Well, this is embarrassing.
Yesterday evening, I excitedly wrote a blog post about an interesting little idea for making a particular type of LINQ query (basically vote counting) efficient. It was an idea that had occurred to me a few months back, but I hadn’t got round to blogging about it.
The basic idea was to take a completely empty struct, and use that as the element type in the results of a grouping query – as the struct was empty, it would take no space, therefore "huge" arrays could be created for no cost beyond the fixed array overhead, etc.
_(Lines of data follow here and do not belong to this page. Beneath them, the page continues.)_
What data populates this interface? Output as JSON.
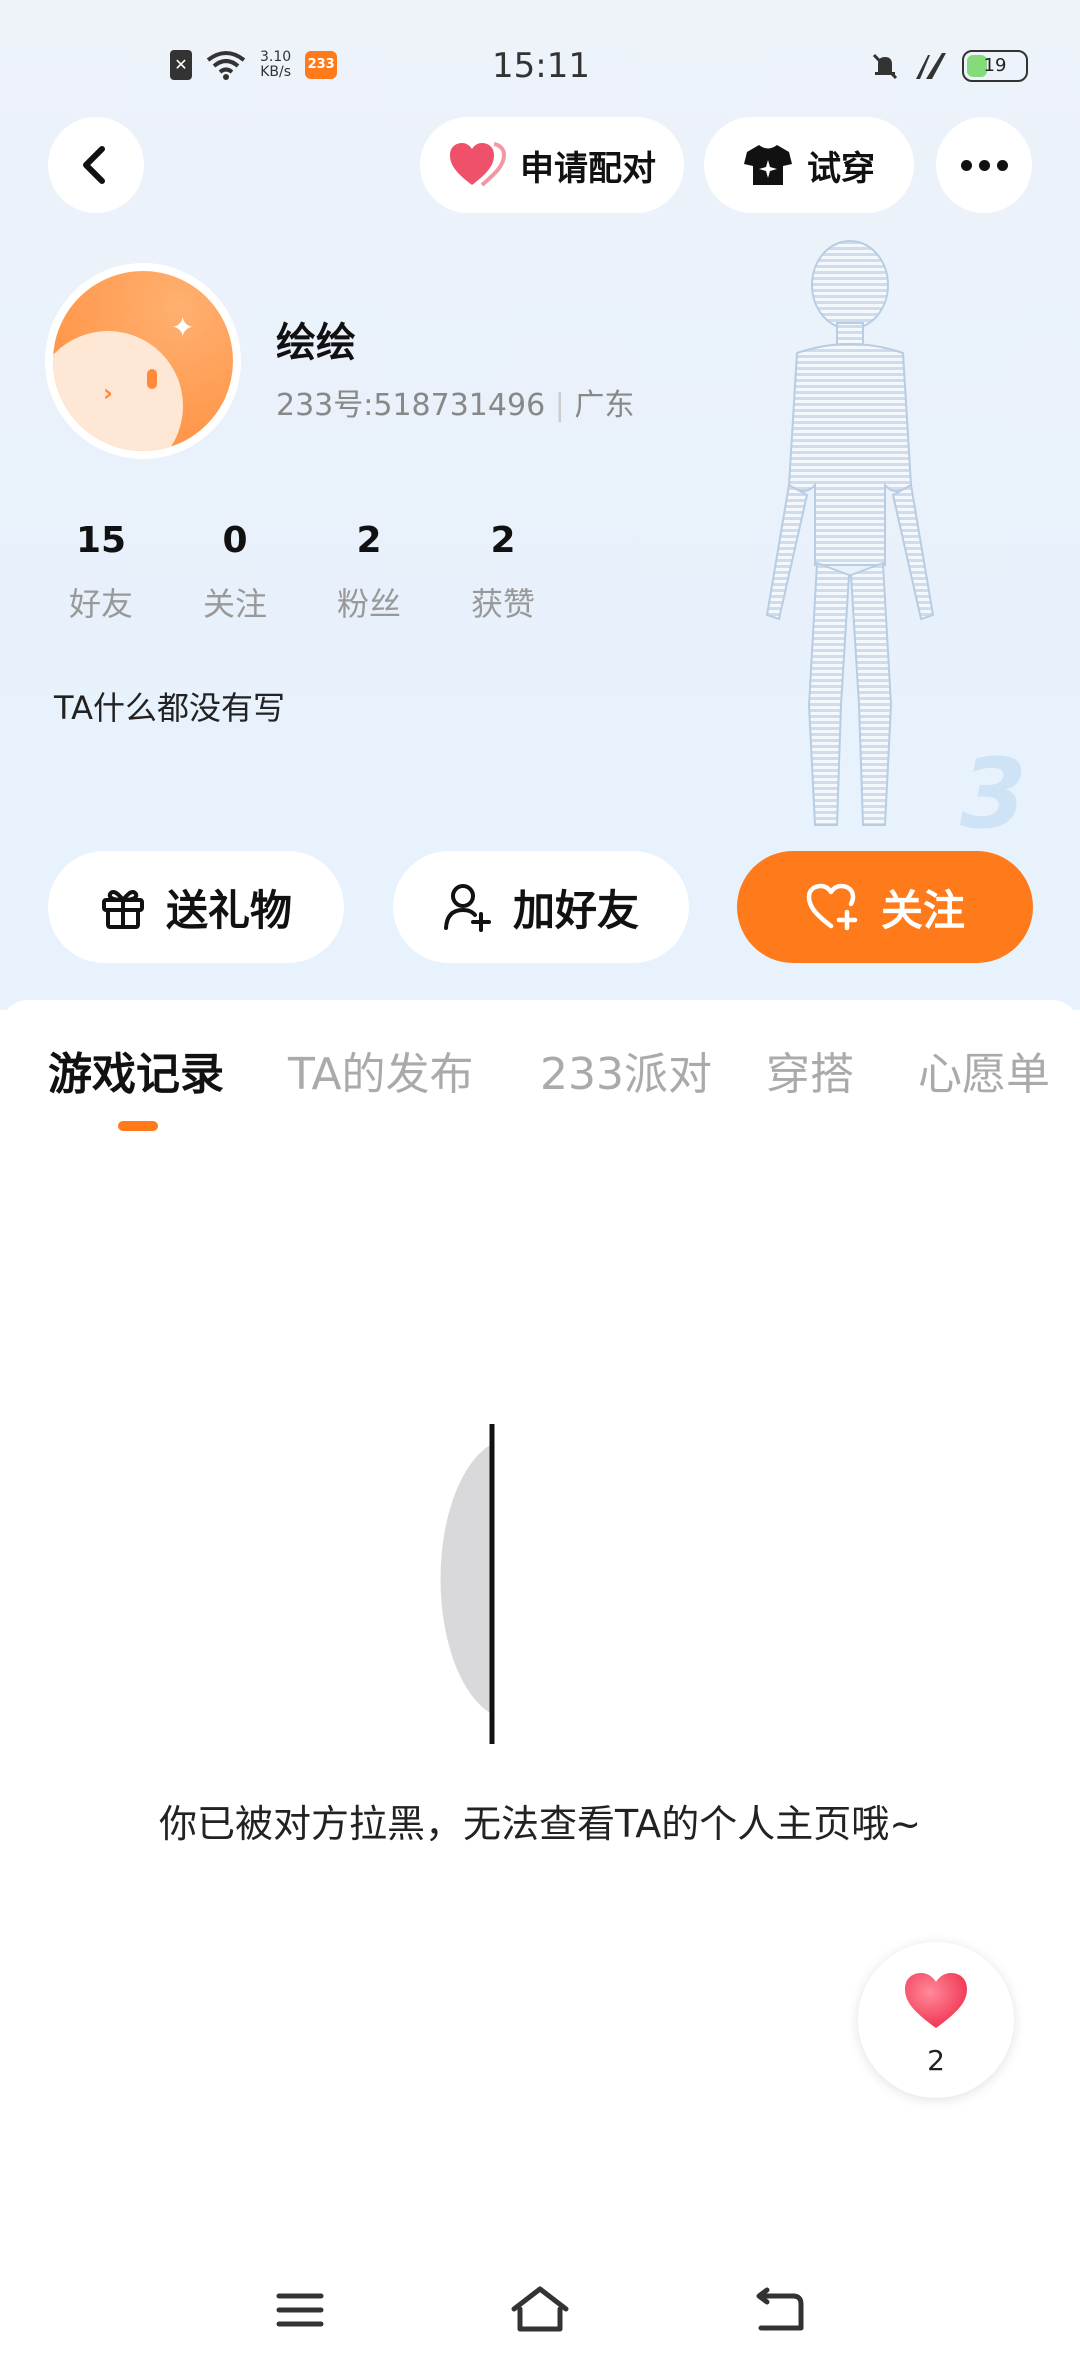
{
  "status_bar": {
    "time": "15:11",
    "net_speed_value": "3.10",
    "net_speed_unit": "KB/s",
    "app_badge": "233",
    "battery": "19"
  },
  "topbar": {
    "pair_label": "申请配对",
    "try_on_label": "试穿"
  },
  "profile": {
    "name": "绘绘",
    "uid": "233号:518731496",
    "region": "广东",
    "bio": "TA什么都没有写"
  },
  "stats": [
    {
      "num": "15",
      "label": "好友"
    },
    {
      "num": "0",
      "label": "关注"
    },
    {
      "num": "2",
      "label": "粉丝"
    },
    {
      "num": "2",
      "label": "获赞"
    }
  ],
  "actions": {
    "gift": "送礼物",
    "add_friend": "加好友",
    "follow": "关注"
  },
  "tabs": [
    {
      "label": "游戏记录"
    },
    {
      "label": "TA的发布"
    },
    {
      "label": "233派对"
    },
    {
      "label": "穿搭"
    },
    {
      "label": "心愿单"
    }
  ],
  "empty_message": "你已被对方拉黑，无法查看TA的个人主页哦~",
  "like_count": "2",
  "colors": {
    "accent": "#ff7a1a",
    "heart": "#f0516a"
  },
  "icons": [
    "back-icon",
    "heart-icon",
    "tshirt-icon",
    "more-icon",
    "gift-icon",
    "add-user-icon",
    "heart-plus-icon",
    "menu-icon",
    "home-icon",
    "return-icon"
  ]
}
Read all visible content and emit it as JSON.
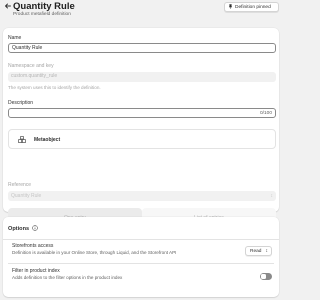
{
  "header": {
    "title": "Quantity Rule",
    "subtitle": "Product metafield definition",
    "pin_button": "Definition pinned",
    "back_icon": "arrow-left-icon",
    "pin_icon": "pin-icon"
  },
  "form": {
    "name_label": "Name",
    "name_value": "Quantity Rule",
    "namespace_label": "Namespace and key",
    "namespace_value": "custom.quantity_rule",
    "namespace_help": "The system uses this to identify the definition.",
    "description_label": "Description",
    "description_value": "",
    "description_counter": "0/100",
    "type_button": "Metaobject",
    "type_icon": "metaobject-icon",
    "reference_label": "Reference",
    "reference_value": "Quantity Rule",
    "seg_one": "One entry",
    "seg_list": "List of entries"
  },
  "options": {
    "title": "Options",
    "info_icon": "info-icon",
    "storefront_title": "Storefronts access",
    "storefront_desc": "Definition is available in your Online Store, through Liquid, and the Storefront API",
    "storefront_value": "Read",
    "filter_title": "Filter in product index",
    "filter_desc": "Adds definition to the filter options in the product index",
    "filter_enabled": false
  },
  "colors": {
    "page_bg": "#f1f1f1",
    "card_bg": "#ffffff",
    "toggle_off": "#8a8a8a"
  }
}
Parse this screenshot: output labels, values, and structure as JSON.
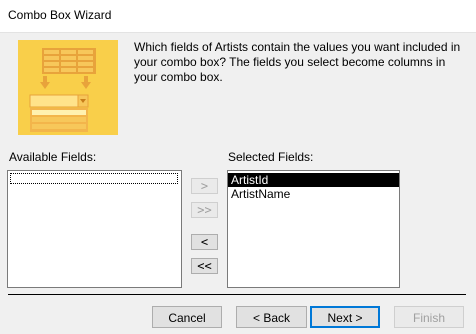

I carefully checked that the type used for grouping did in fact implement ICollection<T> so that the Count method would be efficient; I wrote sample code which made sure my queries were valid… but I failed to check that the empty struct really took up no memory.
Fortunately, I have smart readers, a number of whom pointed out my mistake in very kind terms.
Ben Voigt gave the reason for the size being 1 in a comment:
The object identity rules require a unique address for each instance… identity can be shared with super- or sub- class objects (Empty Base Optimization) but the total size of the instance has to be at least 1.
This makes perfect sense – it’s just a shame I didn’t realise it before.
Live and learn, I guess – but apologies for the poorly researched post. I’ll attempt to be more careful next time.